* [Material provided]:
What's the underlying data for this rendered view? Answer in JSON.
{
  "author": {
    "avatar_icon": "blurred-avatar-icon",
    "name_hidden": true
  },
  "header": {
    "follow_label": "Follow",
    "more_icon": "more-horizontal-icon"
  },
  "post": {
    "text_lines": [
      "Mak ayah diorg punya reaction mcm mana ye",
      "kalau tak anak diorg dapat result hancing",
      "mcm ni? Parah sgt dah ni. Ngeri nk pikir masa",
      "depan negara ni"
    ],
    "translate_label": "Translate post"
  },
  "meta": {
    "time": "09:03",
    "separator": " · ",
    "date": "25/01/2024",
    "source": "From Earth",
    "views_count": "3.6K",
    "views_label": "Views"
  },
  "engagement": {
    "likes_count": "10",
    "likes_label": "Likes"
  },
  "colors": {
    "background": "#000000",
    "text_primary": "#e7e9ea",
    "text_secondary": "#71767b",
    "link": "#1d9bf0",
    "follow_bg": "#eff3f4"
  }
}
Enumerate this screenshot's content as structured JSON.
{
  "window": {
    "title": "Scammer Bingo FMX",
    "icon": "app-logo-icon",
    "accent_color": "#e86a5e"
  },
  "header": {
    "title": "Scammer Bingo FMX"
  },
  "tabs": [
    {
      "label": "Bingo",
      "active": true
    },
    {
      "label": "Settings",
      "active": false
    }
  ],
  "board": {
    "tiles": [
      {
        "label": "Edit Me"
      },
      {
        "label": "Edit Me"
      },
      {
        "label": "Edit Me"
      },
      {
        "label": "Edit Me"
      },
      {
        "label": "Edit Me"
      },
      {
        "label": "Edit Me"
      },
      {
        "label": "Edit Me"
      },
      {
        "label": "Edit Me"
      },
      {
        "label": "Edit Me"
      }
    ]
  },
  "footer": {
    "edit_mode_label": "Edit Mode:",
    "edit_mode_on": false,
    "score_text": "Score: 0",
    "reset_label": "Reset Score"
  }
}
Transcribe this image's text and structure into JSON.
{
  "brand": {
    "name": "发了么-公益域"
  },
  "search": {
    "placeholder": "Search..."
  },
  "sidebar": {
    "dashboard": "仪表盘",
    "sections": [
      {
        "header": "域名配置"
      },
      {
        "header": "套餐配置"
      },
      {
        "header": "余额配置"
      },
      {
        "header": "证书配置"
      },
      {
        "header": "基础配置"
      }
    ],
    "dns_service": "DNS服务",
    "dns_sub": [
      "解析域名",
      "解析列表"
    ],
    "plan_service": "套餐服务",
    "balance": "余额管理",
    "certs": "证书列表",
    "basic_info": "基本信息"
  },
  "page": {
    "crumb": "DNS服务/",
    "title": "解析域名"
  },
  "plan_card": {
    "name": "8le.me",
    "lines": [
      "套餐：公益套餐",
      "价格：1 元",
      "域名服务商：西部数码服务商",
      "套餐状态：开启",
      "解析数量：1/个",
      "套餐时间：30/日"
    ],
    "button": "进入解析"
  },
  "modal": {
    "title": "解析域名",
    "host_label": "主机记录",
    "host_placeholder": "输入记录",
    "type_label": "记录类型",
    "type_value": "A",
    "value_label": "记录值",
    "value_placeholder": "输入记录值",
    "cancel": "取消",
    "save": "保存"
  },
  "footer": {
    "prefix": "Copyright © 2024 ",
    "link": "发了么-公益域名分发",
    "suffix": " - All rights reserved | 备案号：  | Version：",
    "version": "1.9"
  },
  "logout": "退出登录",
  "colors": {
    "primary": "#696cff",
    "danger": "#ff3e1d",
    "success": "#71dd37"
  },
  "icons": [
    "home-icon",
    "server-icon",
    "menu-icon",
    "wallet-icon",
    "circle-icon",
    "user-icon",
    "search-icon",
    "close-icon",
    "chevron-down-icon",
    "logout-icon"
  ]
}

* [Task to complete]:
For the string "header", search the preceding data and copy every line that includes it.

* [The completed task]:
  "header": {
  "header": {
        "header": "域名配置"
        "header": "套餐配置"
        "header": "余额配置"
        "header": "证书配置"
        "header": "基础配置"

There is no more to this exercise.